  • Efficiency: Generally less efficient at higher power outputs due to increased resistive losses.

  • Performance: Suitable for most consumer needs but may not match the performance and efficiency of 800V systems at high power levels.


  • Efficiency: Higher efficiency due to reduced current for the same power output, leading to lower resistive losses.

  • Performance: Enhanced performance, especially in high-power applications, making it ideal for high-performance EVs.

Blue Kia EV6 electric car on cobbled city street

Kia EV6 has 800V architecture

Advantages and disadvantages of the systems


  • Lower cost of components and vehicles

  • Mature and reliable technology

  • Provides performance characteristics that outperform ICE-powered alternatives

  • Unable to take advantage of Ultra-rapid up to 350 kW public charging stations

  • Less efficient at high power outputs
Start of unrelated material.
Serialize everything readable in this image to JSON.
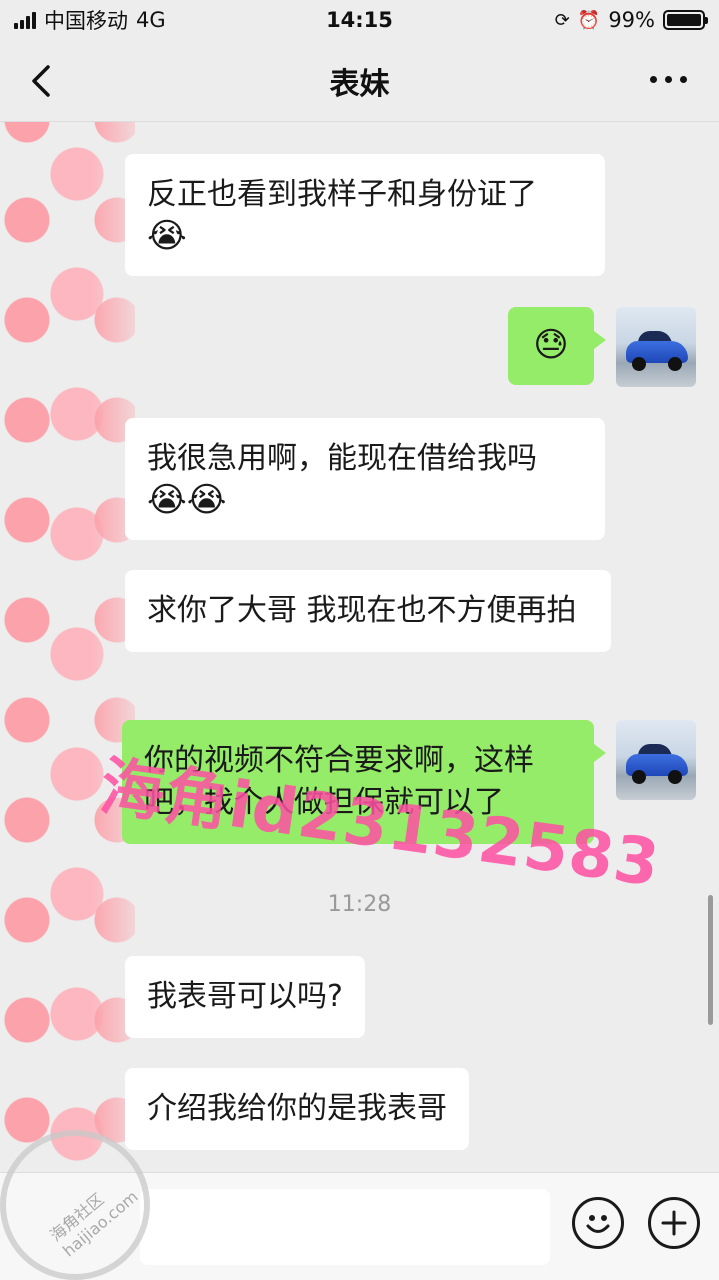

  • Faster charging times when using Ultra-rapid chargers

  • Exceptional performance capability

  • Future proofing as high-power charging infrastructure expands

  • Higher costs of components and vehicles

  • Fewer ultra-rapid charging stations available

Future Trends and Considerations

  • Infrastructure Development: As the EV market grows, the availability of 800V charging stations is expected to increase, making 800V systems more practical for a wider range of drivers.
  • Vehicle Development: More manufacturers are expected to adopt 800V systems, especially for high-performance and luxury EVs. However, 400V systems will continue to be used in many mass-market EVs.
  • Cost Reduction: Advances in technology and increased production volumes are likely to reduce the cost differential between 400V and 800V systems over time.


Choosing between a 400V and an 800V EV architecture depends on various factors, including your driving habits, access to charging infrastructure, and performance expectations.

While 400V systems remain practical and cost-effective for many drivers - and the majority of EVs out today are based on 400V, 800V systems offer significant advantages in charging speed and efficiency, making them an attractive option for those looking for peak performance and future-proof EVs.

If you're a driver with access to home or workplace charging then the need for such ultra-rapid charging is a requirement for only the very few hyper-mileage drivers.

Updated: June 2024